What this task involves - Set the entries down again exactly; none may be skipped.

Material for this exercise section start

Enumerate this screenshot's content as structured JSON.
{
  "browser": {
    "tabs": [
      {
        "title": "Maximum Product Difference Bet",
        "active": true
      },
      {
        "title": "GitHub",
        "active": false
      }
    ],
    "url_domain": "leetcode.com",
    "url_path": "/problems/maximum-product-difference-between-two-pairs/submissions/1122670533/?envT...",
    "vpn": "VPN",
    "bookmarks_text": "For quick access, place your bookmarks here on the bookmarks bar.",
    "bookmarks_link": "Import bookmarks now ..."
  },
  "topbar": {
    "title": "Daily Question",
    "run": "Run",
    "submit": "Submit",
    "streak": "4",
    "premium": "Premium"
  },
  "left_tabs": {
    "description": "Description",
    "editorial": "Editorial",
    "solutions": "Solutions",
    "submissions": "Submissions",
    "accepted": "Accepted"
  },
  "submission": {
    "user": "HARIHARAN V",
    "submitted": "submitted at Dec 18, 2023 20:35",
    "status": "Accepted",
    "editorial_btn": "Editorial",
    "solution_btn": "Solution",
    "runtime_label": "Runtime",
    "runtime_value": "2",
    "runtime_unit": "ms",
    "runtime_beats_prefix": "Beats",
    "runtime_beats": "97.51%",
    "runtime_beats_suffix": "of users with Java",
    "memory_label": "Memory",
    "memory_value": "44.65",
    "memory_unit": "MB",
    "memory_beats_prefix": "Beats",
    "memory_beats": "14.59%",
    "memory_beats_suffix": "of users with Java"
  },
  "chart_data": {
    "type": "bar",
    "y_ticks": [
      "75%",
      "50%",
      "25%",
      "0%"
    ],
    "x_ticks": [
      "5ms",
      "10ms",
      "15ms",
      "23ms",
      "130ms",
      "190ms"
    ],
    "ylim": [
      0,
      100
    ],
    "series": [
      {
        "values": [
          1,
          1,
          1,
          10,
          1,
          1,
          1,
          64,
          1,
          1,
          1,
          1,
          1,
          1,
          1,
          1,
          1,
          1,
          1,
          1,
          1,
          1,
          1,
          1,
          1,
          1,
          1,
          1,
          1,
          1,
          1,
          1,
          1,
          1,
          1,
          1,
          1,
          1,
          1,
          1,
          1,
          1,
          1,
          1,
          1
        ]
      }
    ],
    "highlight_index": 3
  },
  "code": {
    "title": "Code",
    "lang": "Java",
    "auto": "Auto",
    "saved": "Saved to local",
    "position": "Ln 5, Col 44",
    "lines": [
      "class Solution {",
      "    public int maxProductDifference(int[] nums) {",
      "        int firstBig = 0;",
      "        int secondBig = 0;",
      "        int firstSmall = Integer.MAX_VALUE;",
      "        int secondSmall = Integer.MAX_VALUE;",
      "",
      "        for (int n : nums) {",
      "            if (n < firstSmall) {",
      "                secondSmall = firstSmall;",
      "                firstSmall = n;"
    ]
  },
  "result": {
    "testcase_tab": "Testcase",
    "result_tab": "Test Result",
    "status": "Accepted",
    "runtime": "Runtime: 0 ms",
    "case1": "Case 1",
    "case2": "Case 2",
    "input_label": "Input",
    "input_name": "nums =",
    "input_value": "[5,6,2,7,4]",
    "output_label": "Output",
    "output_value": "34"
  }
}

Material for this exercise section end

Written answer -
Enumerate this screenshot's content as structured JSON.
{
  "browser": {
    "tabs": [
      {
        "title": "Maximum Product Difference Bet",
        "active": true
      },
      {
        "title": "GitHub",
        "active": false
      }
    ],
    "url_domain": "leetcode.com",
    "url_path": "/problems/maximum-product-difference-between-two-pairs/submissions/1122670533/?envT...",
    "vpn": "VPN",
    "bookmarks_text": "For quick access, place your bookmarks here on the bookmarks bar.",
    "bookmarks_link": "Import bookmarks now ..."
  },
  "topbar": {
    "title": "Daily Question",
    "run": "Run",
    "submit": "Submit",
    "streak": "4",
    "premium": "Premium"
  },
  "left_tabs": {
    "description": "Description",
    "editorial": "Editorial",
    "solutions": "Solutions",
    "submissions": "Submissions",
    "accepted": "Accepted"
  },
  "submission": {
    "user": "HARIHARAN V",
    "submitted": "submitted at Dec 18, 2023 20:35",
    "status": "Accepted",
    "editorial_btn": "Editorial",
    "solution_btn": "Solution",
    "runtime_label": "Runtime",
    "runtime_value": "2",
    "runtime_unit": "ms",
    "runtime_beats_prefix": "Beats",
    "runtime_beats": "97.51%",
    "runtime_beats_suffix": "of users with Java",
    "memory_label": "Memory",
    "memory_value": "44.65",
    "memory_unit": "MB",
    "memory_beats_prefix": "Beats",
    "memory_beats": "14.59%",
    "memory_beats_suffix": "of users with Java"
  },
  "chart_data": {
    "type": "bar",
    "y_ticks": [
      "75%",
      "50%",
      "25%",
      "0%"
    ],
    "x_ticks": [
      "5ms",
      "10ms",
      "15ms",
      "23ms",
      "130ms",
      "190ms"
    ],
    "ylim": [
      0,
      100
    ],
    "series": [
      {
        "values": [
          1,
          1,
          1,
          10,
          1,
          1,
          1,
          64,
          1,
          1,
          1,
          1,
          1,
          1,
          1,
          1,
          1,
          1,
          1,
          1,
          1,
          1,
          1,
          1,
          1,
          1,
          1,
          1,
          1,
          1,
          1,
          1,
          1,
          1,
          1,
          1,
          1,
          1,
          1,
          1,
          1,
          1,
          1,
          1,
          1
        ]
      }
    ],
    "highlight_index": 3
  },
  "code": {
    "title": "Code",
    "lang": "Java",
    "auto": "Auto",
    "saved": "Saved to local",
    "position": "Ln 5, Col 44",
    "lines": [
      "class Solution {",
      "    public int maxProductDifference(int[] nums) {",
      "        int firstBig = 0;",
      "        int secondBig = 0;",
      "        int firstSmall = Integer.MAX_VALUE;",
      "        int secondSmall = Integer.MAX_VALUE;",
      "",
      "        for (int n : nums) {",
      "            if (n < firstSmall) {",
      "                secondSmall = firstSmall;",
      "                firstSmall = n;"
    ]
  },
  "result": {
    "testcase_tab": "Testcase",
    "result_tab": "Test Result",
    "status": "Accepted",
    "runtime": "Runtime: 0 ms",
    "case1": "Case 1",
    "case2": "Case 2",
    "input_label": "Input",
    "input_name": "nums =",
    "input_value": "[5,6,2,7,4]",
    "output_label": "Output",
    "output_value": "34"
  }
}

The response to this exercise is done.